• _The task_: Please return the records below exactly as they appear, leaving every picture out.

* * * * *

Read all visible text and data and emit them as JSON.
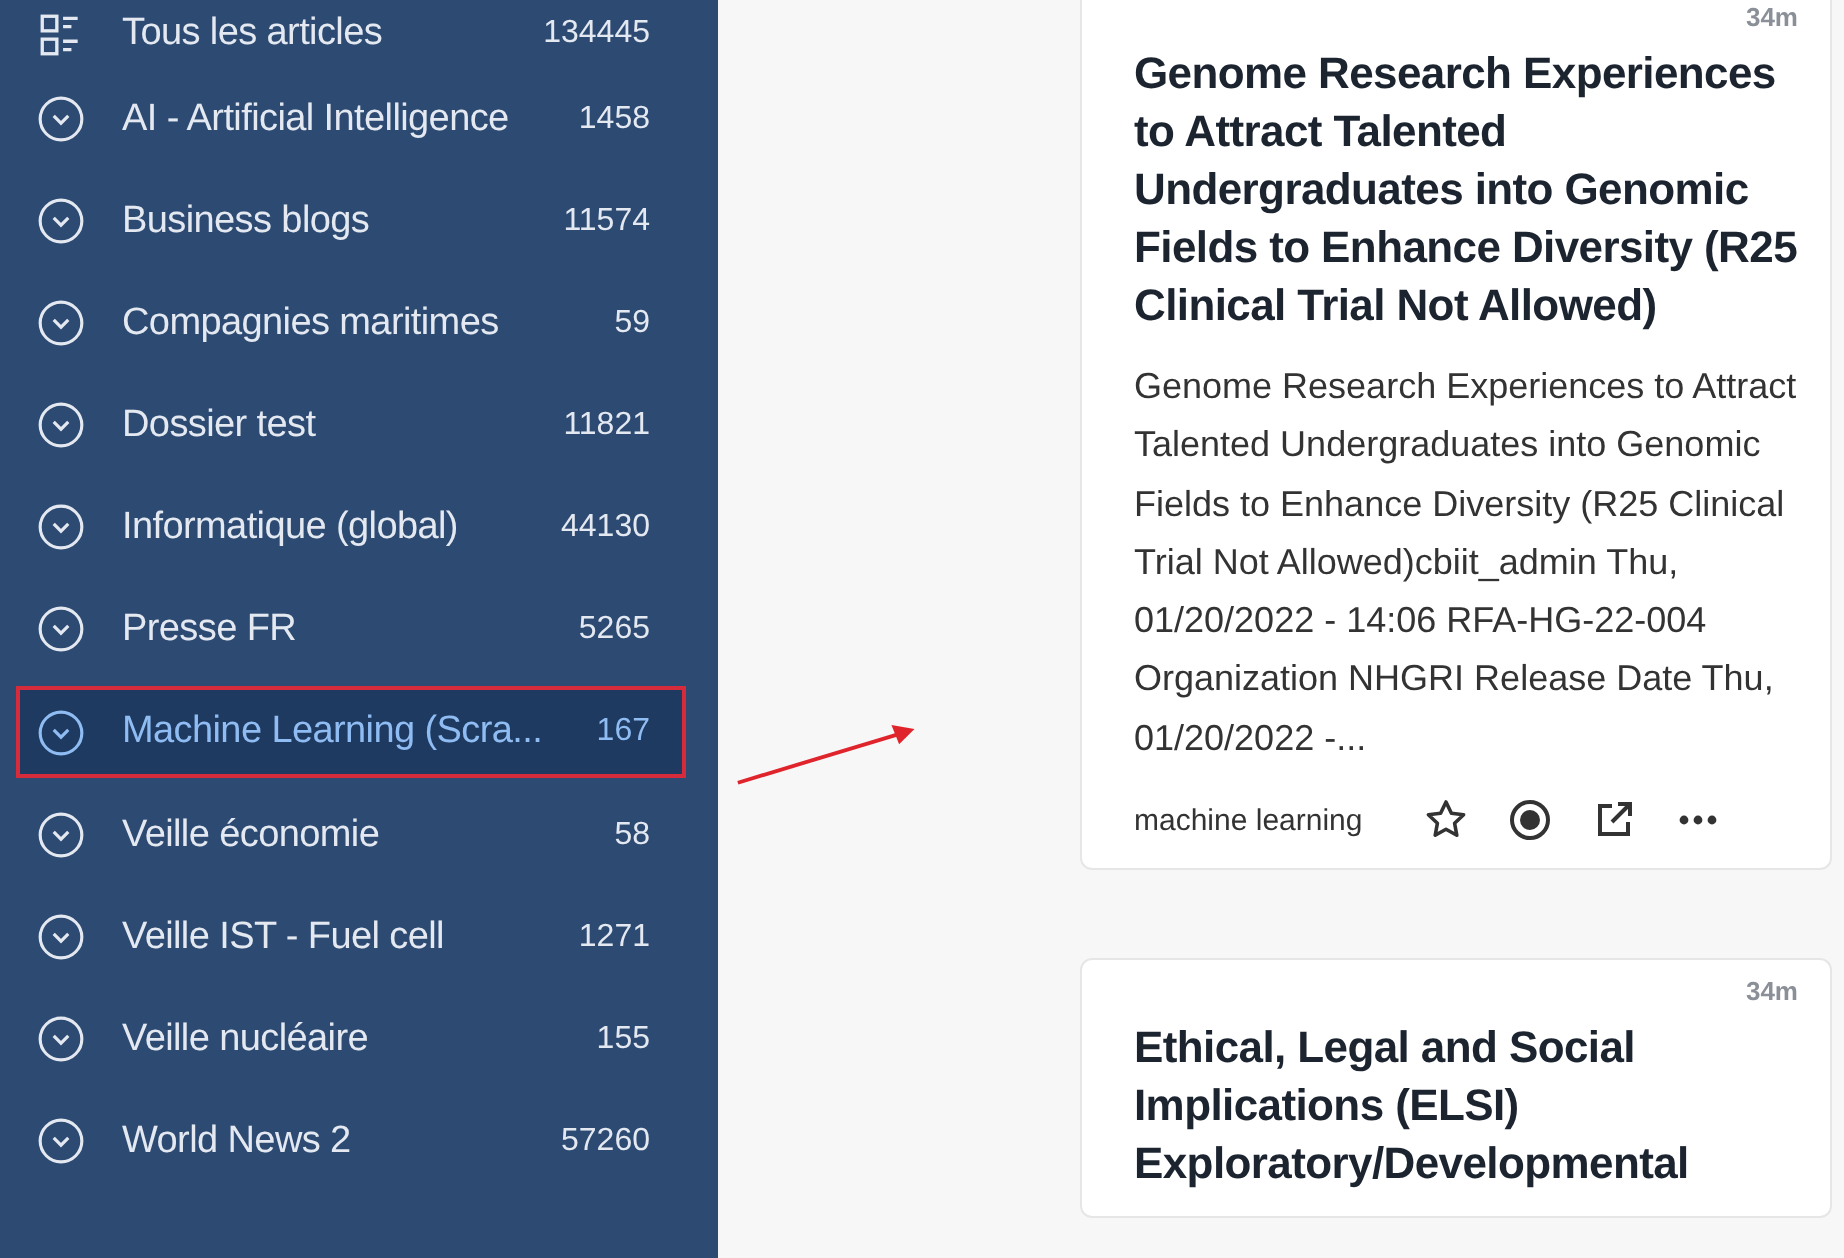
{
  "sidebar": {
    "items": [
      {
        "kind": "all",
        "label": "Tous les articles",
        "count": "134445",
        "selected": false
      },
      {
        "kind": "folder",
        "label": "AI - Artificial Intelligence",
        "count": "1458",
        "selected": false
      },
      {
        "kind": "folder",
        "label": "Business blogs",
        "count": "11574",
        "selected": false
      },
      {
        "kind": "folder",
        "label": "Compagnies maritimes",
        "count": "59",
        "selected": false
      },
      {
        "kind": "folder",
        "label": "Dossier test",
        "count": "11821",
        "selected": false
      },
      {
        "kind": "folder",
        "label": "Informatique (global)",
        "count": "44130",
        "selected": false
      },
      {
        "kind": "folder",
        "label": "Presse FR",
        "count": "5265",
        "selected": false
      },
      {
        "kind": "folder",
        "label": "Machine Learning (Scra...",
        "count": "167",
        "selected": true
      },
      {
        "kind": "folder",
        "label": "Veille économie",
        "count": "58",
        "selected": false
      },
      {
        "kind": "folder",
        "label": "Veille IST - Fuel cell",
        "count": "1271",
        "selected": false
      },
      {
        "kind": "folder",
        "label": "Veille nucléaire",
        "count": "155",
        "selected": false
      },
      {
        "kind": "folder",
        "label": "World News 2",
        "count": "57260",
        "selected": false
      }
    ]
  },
  "articles": [
    {
      "time": "34m",
      "title": "Genome Research Experiences to Attract Talented Undergraduates into Genomic Fields to Enhance Diversity (R25 Clinical Trial Not Allowed)",
      "summary": "Genome Research Experiences to Attract Talented Undergraduates into Genomic Fields to Enhance Diversity (R25 Clinical Trial Not Allowed)cbiit_admin Thu, 01/20/2022 - 14:06 RFA-HG-22-004 Organization NHGRI Release Date Thu, 01/20/2022 -...",
      "tag": "machine learning"
    },
    {
      "time": "34m",
      "title": "Ethical, Legal and Social Implications (ELSI) Exploratory/Developmental"
    }
  ]
}
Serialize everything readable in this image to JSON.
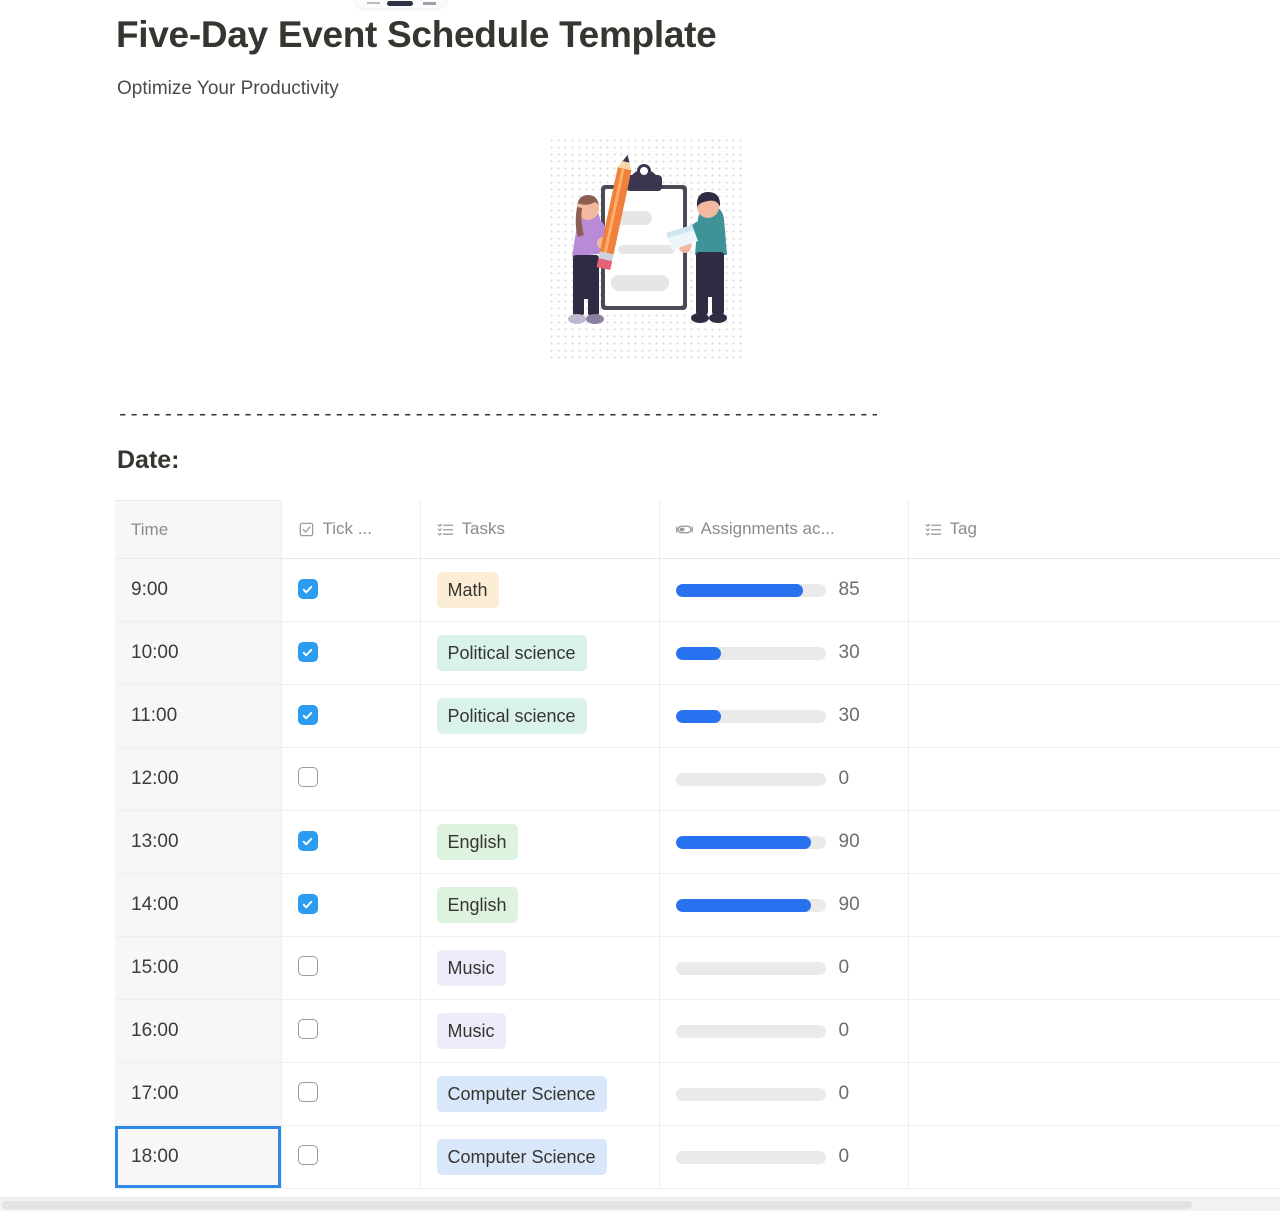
{
  "document": {
    "title": "Five-Day Event Schedule Template",
    "subtitle": "Optimize Your Productivity",
    "divider": "----------------------------------------------------------------------------",
    "date_label": "Date:"
  },
  "illustration": {
    "name": "clipboard-checklist-illustration",
    "alt": "Two people with a giant clipboard and pencil"
  },
  "table": {
    "columns": [
      {
        "key": "time",
        "label": "Time",
        "icon": ""
      },
      {
        "key": "tick",
        "label": "Tick ...",
        "icon": "checkbox-icon"
      },
      {
        "key": "tasks",
        "label": "Tasks",
        "icon": "select-list-icon"
      },
      {
        "key": "assignments",
        "label": "Assignments ac...",
        "icon": "progress-icon"
      },
      {
        "key": "tag",
        "label": "Tag",
        "icon": "select-list-icon"
      }
    ],
    "selected_cell": {
      "row": 9,
      "column": "time"
    },
    "rows": [
      {
        "time": "9:00",
        "tick": true,
        "task": "Math",
        "task_color": "#fbeed4",
        "progress": 85,
        "progress_label": "85",
        "tag": ""
      },
      {
        "time": "10:00",
        "tick": true,
        "task": "Political science",
        "task_color": "#d9f2ec",
        "progress": 30,
        "progress_label": "30",
        "tag": ""
      },
      {
        "time": "11:00",
        "tick": true,
        "task": "Political science",
        "task_color": "#d9f2ec",
        "progress": 30,
        "progress_label": "30",
        "tag": ""
      },
      {
        "time": "12:00",
        "tick": false,
        "task": "",
        "task_color": "",
        "progress": 0,
        "progress_label": "0",
        "tag": ""
      },
      {
        "time": "13:00",
        "tick": true,
        "task": "English",
        "task_color": "#ddf3df",
        "progress": 90,
        "progress_label": "90",
        "tag": ""
      },
      {
        "time": "14:00",
        "tick": true,
        "task": "English",
        "task_color": "#ddf3df",
        "progress": 90,
        "progress_label": "90",
        "tag": ""
      },
      {
        "time": "15:00",
        "tick": false,
        "task": "Music",
        "task_color": "#ecebfa",
        "progress": 0,
        "progress_label": "0",
        "tag": ""
      },
      {
        "time": "16:00",
        "tick": false,
        "task": "Music",
        "task_color": "#ecebfa",
        "progress": 0,
        "progress_label": "0",
        "tag": ""
      },
      {
        "time": "17:00",
        "tick": false,
        "task": "Computer Science",
        "task_color": "#d9e7fb",
        "progress": 0,
        "progress_label": "0",
        "tag": ""
      },
      {
        "time": "18:00",
        "tick": false,
        "task": "Computer Science",
        "task_color": "#d9e7fb",
        "progress": 0,
        "progress_label": "0",
        "tag": ""
      }
    ]
  },
  "colors": {
    "accent_blue": "#2872f0",
    "checkbox_blue": "#2b9cf0",
    "selection_blue": "#2e8ae6",
    "track_gray": "#eaeaea",
    "time_column_bg": "#f7f7f7",
    "text_primary": "#37352f",
    "text_muted": "#8b8b8b"
  }
}
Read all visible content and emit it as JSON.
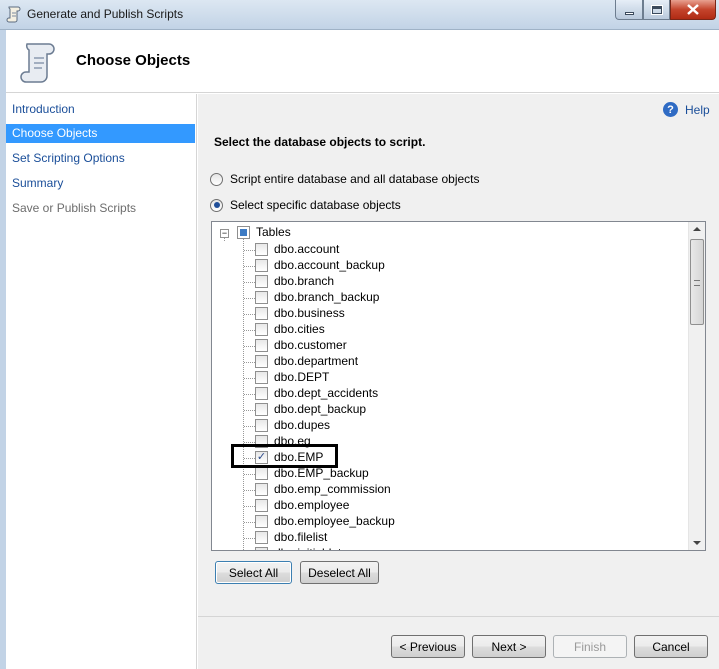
{
  "window": {
    "title": "Generate and Publish Scripts",
    "app_icon": "scroll-icon",
    "controls": [
      "minimize-icon",
      "maximize-icon",
      "close-icon"
    ]
  },
  "header": {
    "icon": "scroll-icon",
    "title": "Choose Objects"
  },
  "sidebar": {
    "items": [
      {
        "label": "Introduction",
        "state": "link"
      },
      {
        "label": "Choose Objects",
        "state": "selected"
      },
      {
        "label": "Set Scripting Options",
        "state": "link"
      },
      {
        "label": "Summary",
        "state": "link"
      },
      {
        "label": "Save or Publish Scripts",
        "state": "disabled"
      }
    ]
  },
  "main": {
    "help_label": "Help",
    "instructions": "Select the database objects to script.",
    "options": [
      {
        "label": "Script entire database and all database objects",
        "selected": false
      },
      {
        "label": "Select specific database objects",
        "selected": true
      }
    ],
    "tree": {
      "root_label": "Tables",
      "root_state": "partial",
      "items": [
        {
          "label": "dbo.account",
          "checked": false
        },
        {
          "label": "dbo.account_backup",
          "checked": false
        },
        {
          "label": "dbo.branch",
          "checked": false
        },
        {
          "label": "dbo.branch_backup",
          "checked": false
        },
        {
          "label": "dbo.business",
          "checked": false
        },
        {
          "label": "dbo.cities",
          "checked": false
        },
        {
          "label": "dbo.customer",
          "checked": false
        },
        {
          "label": "dbo.department",
          "checked": false
        },
        {
          "label": "dbo.DEPT",
          "checked": false
        },
        {
          "label": "dbo.dept_accidents",
          "checked": false
        },
        {
          "label": "dbo.dept_backup",
          "checked": false
        },
        {
          "label": "dbo.dupes",
          "checked": false
        },
        {
          "label": "dbo.eg",
          "checked": false
        },
        {
          "label": "dbo.EMP",
          "checked": true
        },
        {
          "label": "dbo.EMP_backup",
          "checked": false
        },
        {
          "label": "dbo.emp_commission",
          "checked": false
        },
        {
          "label": "dbo.employee",
          "checked": false
        },
        {
          "label": "dbo.employee_backup",
          "checked": false
        },
        {
          "label": "dbo.filelist",
          "checked": false
        },
        {
          "label": "dbo.initialdata",
          "checked": false
        }
      ]
    },
    "select_all_label": "Select All",
    "deselect_all_label": "Deselect All"
  },
  "footer": {
    "previous_label": "< Previous",
    "next_label": "Next >",
    "finish_label": "Finish",
    "cancel_label": "Cancel"
  }
}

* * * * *

• _Response below_:
Read all visible text and data and emit them as JSON.
{
  "sidebar": {
    "items": [
      {
        "kind": "all",
        "label": "Tous les articles",
        "count": "134445",
        "selected": false
      },
      {
        "kind": "folder",
        "label": "AI - Artificial Intelligence",
        "count": "1458",
        "selected": false
      },
      {
        "kind": "folder",
        "label": "Business blogs",
        "count": "11574",
        "selected": false
      },
      {
        "kind": "folder",
        "label": "Compagnies maritimes",
        "count": "59",
        "selected": false
      },
      {
        "kind": "folder",
        "label": "Dossier test",
        "count": "11821",
        "selected": false
      },
      {
        "kind": "folder",
        "label": "Informatique (global)",
        "count": "44130",
        "selected": false
      },
      {
        "kind": "folder",
        "label": "Presse FR",
        "count": "5265",
        "selected": false
      },
      {
        "kind": "folder",
        "label": "Machine Learning (Scra...",
        "count": "167",
        "selected": true
      },
      {
        "kind": "folder",
        "label": "Veille économie",
        "count": "58",
        "selected": false
      },
      {
        "kind": "folder",
        "label": "Veille IST - Fuel cell",
        "count": "1271",
        "selected": false
      },
      {
        "kind": "folder",
        "label": "Veille nucléaire",
        "count": "155",
        "selected": false
      },
      {
        "kind": "folder",
        "label": "World News 2",
        "count": "57260",
        "selected": false
      }
    ]
  },
  "articles": [
    {
      "time": "34m",
      "title": "Genome Research Experiences to Attract Talented Undergraduates into Genomic Fields to Enhance Diversity (R25 Clinical Trial Not Allowed)",
      "summary": "Genome Research Experiences to Attract Talented Undergraduates into Genomic Fields to Enhance Diversity (R25 Clinical Trial Not Allowed)cbiit_admin Thu, 01/20/2022 - 14:06 RFA-HG-22-004 Organization NHGRI Release Date Thu, 01/20/2022 -...",
      "tag": "machine learning"
    },
    {
      "time": "34m",
      "title": "Ethical, Legal and Social Implications (ELSI) Exploratory/Developmental"
    }
  ]
}
Serialize everything readable in this image to JSON.
{
  "document": {
    "title": "Five-Day Event Schedule Template",
    "subtitle": "Optimize Your Productivity",
    "divider": "----------------------------------------------------------------------------",
    "date_label": "Date:"
  },
  "illustration": {
    "name": "clipboard-checklist-illustration",
    "alt": "Two people with a giant clipboard and pencil"
  },
  "table": {
    "columns": [
      {
        "key": "time",
        "label": "Time",
        "icon": ""
      },
      {
        "key": "tick",
        "label": "Tick ...",
        "icon": "checkbox-icon"
      },
      {
        "key": "tasks",
        "label": "Tasks",
        "icon": "select-list-icon"
      },
      {
        "key": "assignments",
        "label": "Assignments ac...",
        "icon": "progress-icon"
      },
      {
        "key": "tag",
        "label": "Tag",
        "icon": "select-list-icon"
      }
    ],
    "selected_cell": {
      "row": 9,
      "column": "time"
    },
    "rows": [
      {
        "time": "9:00",
        "tick": true,
        "task": "Math",
        "task_color": "#fbeed4",
        "progress": 85,
        "progress_label": "85",
        "tag": ""
      },
      {
        "time": "10:00",
        "tick": true,
        "task": "Political science",
        "task_color": "#d9f2ec",
        "progress": 30,
        "progress_label": "30",
        "tag": ""
      },
      {
        "time": "11:00",
        "tick": true,
        "task": "Political science",
        "task_color": "#d9f2ec",
        "progress": 30,
        "progress_label": "30",
        "tag": ""
      },
      {
        "time": "12:00",
        "tick": false,
        "task": "",
        "task_color": "",
        "progress": 0,
        "progress_label": "0",
        "tag": ""
      },
      {
        "time": "13:00",
        "tick": true,
        "task": "English",
        "task_color": "#ddf3df",
        "progress": 90,
        "progress_label": "90",
        "tag": ""
      },
      {
        "time": "14:00",
        "tick": true,
        "task": "English",
        "task_color": "#ddf3df",
        "progress": 90,
        "progress_label": "90",
        "tag": ""
      },
      {
        "time": "15:00",
        "tick": false,
        "task": "Music",
        "task_color": "#ecebfa",
        "progress": 0,
        "progress_label": "0",
        "tag": ""
      },
      {
        "time": "16:00",
        "tick": false,
        "task": "Music",
        "task_color": "#ecebfa",
        "progress": 0,
        "progress_label": "0",
        "tag": ""
      },
      {
        "time": "17:00",
        "tick": false,
        "task": "Computer Science",
        "task_color": "#d9e7fb",
        "progress": 0,
        "progress_label": "0",
        "tag": ""
      },
      {
        "time": "18:00",
        "tick": false,
        "task": "Computer Science",
        "task_color": "#d9e7fb",
        "progress": 0,
        "progress_label": "0",
        "tag": ""
      }
    ]
  },
  "colors": {
    "accent_blue": "#2872f0",
    "checkbox_blue": "#2b9cf0",
    "selection_blue": "#2e8ae6",
    "track_gray": "#eaeaea",
    "time_column_bg": "#f7f7f7",
    "text_primary": "#37352f",
    "text_muted": "#8b8b8b"
  }
}
Read all visible content and emit it as JSON.
{
  "window": {
    "title": "Generate and Publish Scripts",
    "app_icon": "scroll-icon",
    "controls": [
      "minimize-icon",
      "maximize-icon",
      "close-icon"
    ]
  },
  "header": {
    "icon": "scroll-icon",
    "title": "Choose Objects"
  },
  "sidebar": {
    "items": [
      {
        "label": "Introduction",
        "state": "link"
      },
      {
        "label": "Choose Objects",
        "state": "selected"
      },
      {
        "label": "Set Scripting Options",
        "state": "link"
      },
      {
        "label": "Summary",
        "state": "link"
      },
      {
        "label": "Save or Publish Scripts",
        "state": "disabled"
      }
    ]
  },
  "main": {
    "help_label": "Help",
    "instructions": "Select the database objects to script.",
    "options": [
      {
        "label": "Script entire database and all database objects",
        "selected": false
      },
      {
        "label": "Select specific database objects",
        "selected": true
      }
    ],
    "tree": {
      "root_label": "Tables",
      "root_state": "partial",
      "items": [
        {
          "label": "dbo.account",
          "checked": false
        },
        {
          "label": "dbo.account_backup",
          "checked": false
        },
        {
          "label": "dbo.branch",
          "checked": false
        },
        {
          "label": "dbo.branch_backup",
          "checked": false
        },
        {
          "label": "dbo.business",
          "checked": false
        },
        {
          "label": "dbo.cities",
          "checked": false
        },
        {
          "label": "dbo.customer",
          "checked": false
        },
        {
          "label": "dbo.department",
          "checked": false
        },
        {
          "label": "dbo.DEPT",
          "checked": false
        },
        {
          "label": "dbo.dept_accidents",
          "checked": false
        },
        {
          "label": "dbo.dept_backup",
          "checked": false
        },
        {
          "label": "dbo.dupes",
          "checked": false
        },
        {
          "label": "dbo.eg",
          "checked": false
        },
        {
          "label": "dbo.EMP",
          "checked": true
        },
        {
          "label": "dbo.EMP_backup",
          "checked": false
        },
        {
          "label": "dbo.emp_commission",
          "checked": false
        },
        {
          "label": "dbo.employee",
          "checked": false
        },
        {
          "label": "dbo.employee_backup",
          "checked": false
        },
        {
          "label": "dbo.filelist",
          "checked": false
        },
        {
          "label": "dbo.initialdata",
          "checked": false
        }
      ]
    },
    "select_all_label": "Select All",
    "deselect_all_label": "Deselect All"
  },
  "footer": {
    "previous_label": "< Previous",
    "next_label": "Next >",
    "finish_label": "Finish",
    "cancel_label": "Cancel"
  }
}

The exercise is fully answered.